If I had to pick a favorite boutique comics publisher, it would probably be Drawn & Quarterly, simply for the volume of work they’ve released that I really, really enjoy. If I isolate the portion of their catalog devoted to Japanese comics, their success rate is somewhat lower. I appreciate their efforts to bring avant-garde manga to English-reading audiences, but I don’t always particularly enjoy the individual works.

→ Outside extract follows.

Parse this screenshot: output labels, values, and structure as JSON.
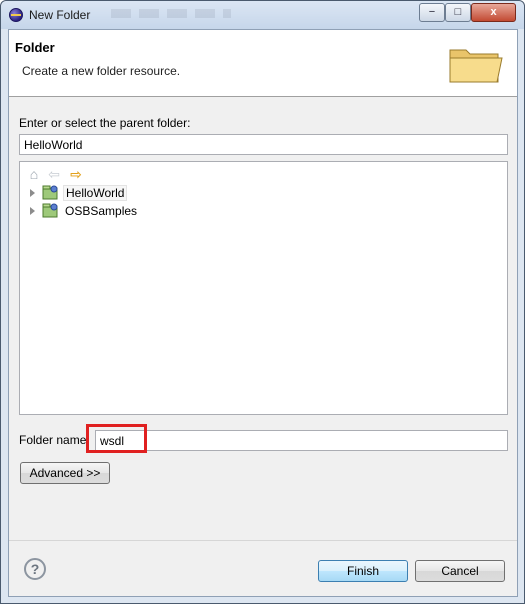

I like the work of Yoshihiro Tatsumi, particularly his autobiography, A Drifting Life., and his early genre work, Black Blizzard. I found Seiichi Hayashi’s Red Colored Elegy more of its time than enduring. Susumu Katsumata’s Red Snow was pure pleasure, but Imiri Sakabashira’s The Box Man struck me as a fleeting, flashy fever dream. I’m happy to report that Oji Suzuki’s collection of short stories, A Single Match, wound up on the positive end of the spectrum, though that wasn’t an instantaneous verdict.

Suzuki has a very distinct rhythm and sensibility, and it isn’t immediately accessible. His stories have a quality that’s both dreamlike and naturalistic, and it took a few stories for me to yield to the style. In dreams, you find yourself recognizing people and places you’ve never been before, accepting circumstances that are totally alien to your experience and constructing memories that you claim as your own, even though you know that they aren’t. It’s a bit unsettling to see that illogically coherent frame of reference captured so precisely on paper, and since the experience of dreams isn’t an entirely comfortable one to begin with, the feeling of unease can be magnified.

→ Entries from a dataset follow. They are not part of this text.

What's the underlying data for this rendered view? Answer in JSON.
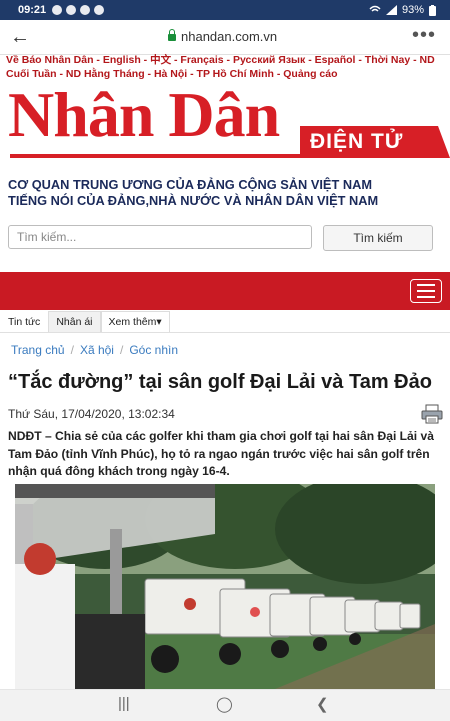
{
  "status": {
    "time": "09:21",
    "battery": "93%"
  },
  "browser": {
    "url": "nhandan.com.vn",
    "back_icon": "arrow-left-icon",
    "menu_icon": "more-dots-icon"
  },
  "top_links": "Về Báo Nhân Dân - English - 中文 - Français - Русский Язык - Español - Thời Nay - ND Cuối Tuần - ND Hằng Tháng - Hà Nội - TP Hồ Chí Minh - Quảng cáo",
  "logo": {
    "name": "Nhân Dân",
    "badge": "ĐIỆN TỬ"
  },
  "tagline": {
    "line1": "CƠ QUAN TRUNG ƯƠNG CỦA ĐẢNG CỘNG SẢN VIỆT NAM",
    "line2": "TIẾNG NÓI CỦA ĐẢNG,NHÀ NƯỚC VÀ NHÂN DÂN VIỆT NAM"
  },
  "search": {
    "placeholder": "Tìm kiếm...",
    "button": "Tìm kiếm"
  },
  "tabs": {
    "news": "Tin tức",
    "popular": "Nhân ái",
    "more": "Xem thêm▾"
  },
  "breadcrumb": {
    "home": "Trang chủ",
    "section": "Xã hội",
    "sub": "Góc nhìn",
    "sep": "/"
  },
  "article": {
    "title": "“Tắc đường” tại sân golf Đại Lải và Tam Đảo",
    "date": "Thứ Sáu, 17/04/2020, 13:02:34",
    "lead": "NDĐT – Chia sẻ của các golfer khi tham gia chơi golf tại hai sân Đại Lải và Tam Đảo (tỉnh Vĩnh Phúc), họ tỏ ra ngao ngán trước việc hai sân golf trên nhận quá đông khách trong ngày 16-4."
  },
  "colors": {
    "brand_red": "#d71f26",
    "statusbar": "#1f3a68",
    "tagline": "#1b2a5a",
    "link": "#3a7bbf"
  }
}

“Tale of Remembrance” is an extraordinary example of this real-but-not approach. Narrative perspective seems to shift before you realize it. Inky blackness frames indelible images like a forlorn, faceless girl floating in the sky. Specific impressions that seem like memory are transformed into unsettling visual metaphors. Emotional undercurrents run from tender to suggestively menacing. It’s quite a reading experience, and it’s certainly not the only one of its kind in this collection.

Even the more ostensibly straightforward stories like “Mountain Town” keep you on uncertain footing. In this piece, a boy accompanies his father to return a scooter that he’d used for a part-time job. The journey is fraught with tension, unspoken and verbalized. The boy seesaws between uncomplicated comfort in his father’s company and painful awareness of the man’s shortcomings. Suzuki’s illustrations here are generally fairly concrete, though there are flashes of abstraction, like a memory is being filled in with a raw, emotional conceptualization.

As much as I ended up enjoying this collection, I have to admit to initial unease and impatience. It’s not a work that grabs you from the first page, and I’m not even sure the works are best appreciated as a single reading experience. They were published in Seirindo’s legendary alternative anthology, Garo, and I found myself wondering how they would have read in that context. The notion of getting a small dose of Suzuki’s work in the midst of a variety of other styles and subjects was appealing to me. When I read the stories again, I’ll sprinkle them in between other works to see if my theory is correct.

And I certainly will read them again. It’s nice to be challenged by a work, especially when the work rewards you for rising to that challenge. And I would happily read any of Suzuki’s work that Drawn & Quarterly chooses to publish, though maybe not all at once.